### RECORDED INFORMATION
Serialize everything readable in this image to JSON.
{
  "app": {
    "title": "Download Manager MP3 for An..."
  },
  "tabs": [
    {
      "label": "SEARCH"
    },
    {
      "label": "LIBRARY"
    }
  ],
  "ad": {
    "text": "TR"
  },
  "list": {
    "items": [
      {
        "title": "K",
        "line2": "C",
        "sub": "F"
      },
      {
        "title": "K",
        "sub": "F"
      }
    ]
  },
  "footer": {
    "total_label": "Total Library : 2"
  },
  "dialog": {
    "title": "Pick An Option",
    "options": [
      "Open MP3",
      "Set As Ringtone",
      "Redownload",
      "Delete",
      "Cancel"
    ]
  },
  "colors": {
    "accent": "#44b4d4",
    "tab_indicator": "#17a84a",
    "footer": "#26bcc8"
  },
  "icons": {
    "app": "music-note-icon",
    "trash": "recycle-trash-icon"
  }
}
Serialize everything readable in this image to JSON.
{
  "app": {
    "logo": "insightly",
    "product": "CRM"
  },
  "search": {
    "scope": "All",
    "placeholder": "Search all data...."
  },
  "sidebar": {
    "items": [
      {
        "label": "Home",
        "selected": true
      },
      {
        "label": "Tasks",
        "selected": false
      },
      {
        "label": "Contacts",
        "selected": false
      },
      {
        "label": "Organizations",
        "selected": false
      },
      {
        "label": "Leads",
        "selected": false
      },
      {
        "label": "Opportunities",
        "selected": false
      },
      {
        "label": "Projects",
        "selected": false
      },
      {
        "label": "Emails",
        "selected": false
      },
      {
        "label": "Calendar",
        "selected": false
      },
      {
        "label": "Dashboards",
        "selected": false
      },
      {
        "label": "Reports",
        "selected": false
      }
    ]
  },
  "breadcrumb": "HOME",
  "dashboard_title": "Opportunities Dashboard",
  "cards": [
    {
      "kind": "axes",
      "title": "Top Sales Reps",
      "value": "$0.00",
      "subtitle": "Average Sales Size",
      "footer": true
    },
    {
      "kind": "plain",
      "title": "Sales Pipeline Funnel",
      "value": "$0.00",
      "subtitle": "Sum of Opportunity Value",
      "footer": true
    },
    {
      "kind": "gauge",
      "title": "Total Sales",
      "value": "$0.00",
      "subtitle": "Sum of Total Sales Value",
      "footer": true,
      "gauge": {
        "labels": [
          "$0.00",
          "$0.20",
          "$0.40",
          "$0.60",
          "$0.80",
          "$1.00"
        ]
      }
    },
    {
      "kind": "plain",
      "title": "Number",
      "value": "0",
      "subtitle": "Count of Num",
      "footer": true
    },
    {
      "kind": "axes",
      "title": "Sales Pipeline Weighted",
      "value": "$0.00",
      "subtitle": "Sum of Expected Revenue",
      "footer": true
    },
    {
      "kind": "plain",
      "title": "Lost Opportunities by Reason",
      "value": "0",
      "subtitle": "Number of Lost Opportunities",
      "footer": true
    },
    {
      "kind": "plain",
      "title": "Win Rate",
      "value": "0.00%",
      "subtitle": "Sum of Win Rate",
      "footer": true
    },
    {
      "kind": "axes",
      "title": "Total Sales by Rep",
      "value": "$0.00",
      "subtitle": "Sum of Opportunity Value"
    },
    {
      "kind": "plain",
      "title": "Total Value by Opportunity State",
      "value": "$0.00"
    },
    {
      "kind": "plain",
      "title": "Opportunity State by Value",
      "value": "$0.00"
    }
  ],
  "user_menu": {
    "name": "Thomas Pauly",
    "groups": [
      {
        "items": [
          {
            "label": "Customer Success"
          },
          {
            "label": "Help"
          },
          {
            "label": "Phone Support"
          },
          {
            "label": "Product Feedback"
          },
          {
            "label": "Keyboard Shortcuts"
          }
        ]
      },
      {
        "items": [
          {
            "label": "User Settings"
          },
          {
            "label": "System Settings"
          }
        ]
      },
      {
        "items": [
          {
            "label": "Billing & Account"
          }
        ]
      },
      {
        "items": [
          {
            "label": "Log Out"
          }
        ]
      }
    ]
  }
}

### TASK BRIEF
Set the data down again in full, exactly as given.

### COMPLETED TASK
Serialize everything readable in this image to JSON.
{
  "app": {
    "title": "Download Manager MP3 for An..."
  },
  "tabs": [
    {
      "label": "SEARCH"
    },
    {
      "label": "LIBRARY"
    }
  ],
  "ad": {
    "text": "TR"
  },
  "list": {
    "items": [
      {
        "title": "K",
        "line2": "C",
        "sub": "F"
      },
      {
        "title": "K",
        "sub": "F"
      }
    ]
  },
  "footer": {
    "total_label": "Total Library : 2"
  },
  "dialog": {
    "title": "Pick An Option",
    "options": [
      "Open MP3",
      "Set As Ringtone",
      "Redownload",
      "Delete",
      "Cancel"
    ]
  },
  "colors": {
    "accent": "#44b4d4",
    "tab_indicator": "#17a84a",
    "footer": "#26bcc8"
  },
  "icons": {
    "app": "music-note-icon",
    "trash": "recycle-trash-icon"
  }
}
Serialize everything readable in this image to JSON.
{
  "app": {
    "logo": "insightly",
    "product": "CRM"
  },
  "search": {
    "scope": "All",
    "placeholder": "Search all data...."
  },
  "sidebar": {
    "items": [
      {
        "label": "Home",
        "selected": true
      },
      {
        "label": "Tasks",
        "selected": false
      },
      {
        "label": "Contacts",
        "selected": false
      },
      {
        "label": "Organizations",
        "selected": false
      },
      {
        "label": "Leads",
        "selected": false
      },
      {
        "label": "Opportunities",
        "selected": false
      },
      {
        "label": "Projects",
        "selected": false
      },
      {
        "label": "Emails",
        "selected": false
      },
      {
        "label": "Calendar",
        "selected": false
      },
      {
        "label": "Dashboards",
        "selected": false
      },
      {
        "label": "Reports",
        "selected": false
      }
    ]
  },
  "breadcrumb": "HOME",
  "dashboard_title": "Opportunities Dashboard",
  "cards": [
    {
      "kind": "axes",
      "title": "Top Sales Reps",
      "value": "$0.00",
      "subtitle": "Average Sales Size",
      "footer": true
    },
    {
      "kind": "plain",
      "title": "Sales Pipeline Funnel",
      "value": "$0.00",
      "subtitle": "Sum of Opportunity Value",
      "footer": true
    },
    {
      "kind": "gauge",
      "title": "Total Sales",
      "value": "$0.00",
      "subtitle": "Sum of Total Sales Value",
      "footer": true,
      "gauge": {
        "labels": [
          "$0.00",
          "$0.20",
          "$0.40",
          "$0.60",
          "$0.80",
          "$1.00"
        ]
      }
    },
    {
      "kind": "plain",
      "title": "Number",
      "value": "0",
      "subtitle": "Count of Num",
      "footer": true
    },
    {
      "kind": "axes",
      "title": "Sales Pipeline Weighted",
      "value": "$0.00",
      "subtitle": "Sum of Expected Revenue",
      "footer": true
    },
    {
      "kind": "plain",
      "title": "Lost Opportunities by Reason",
      "value": "0",
      "subtitle": "Number of Lost Opportunities",
      "footer": true
    },
    {
      "kind": "plain",
      "title": "Win Rate",
      "value": "0.00%",
      "subtitle": "Sum of Win Rate",
      "footer": true
    },
    {
      "kind": "axes",
      "title": "Total Sales by Rep",
      "value": "$0.00",
      "subtitle": "Sum of Opportunity Value"
    },
    {
      "kind": "plain",
      "title": "Total Value by Opportunity State",
      "value": "$0.00"
    },
    {
      "kind": "plain",
      "title": "Opportunity State by Value",
      "value": "$0.00"
    }
  ],
  "user_menu": {
    "name": "Thomas Pauly",
    "groups": [
      {
        "items": [
          {
            "label": "Customer Success"
          },
          {
            "label": "Help"
          },
          {
            "label": "Phone Support"
          },
          {
            "label": "Product Feedback"
          },
          {
            "label": "Keyboard Shortcuts"
          }
        ]
      },
      {
        "items": [
          {
            "label": "User Settings"
          },
          {
            "label": "System Settings"
          }
        ]
      },
      {
        "items": [
          {
            "label": "Billing & Account"
          }
        ]
      },
      {
        "items": [
          {
            "label": "Log Out"
          }
        ]
      }
    ]
  }
}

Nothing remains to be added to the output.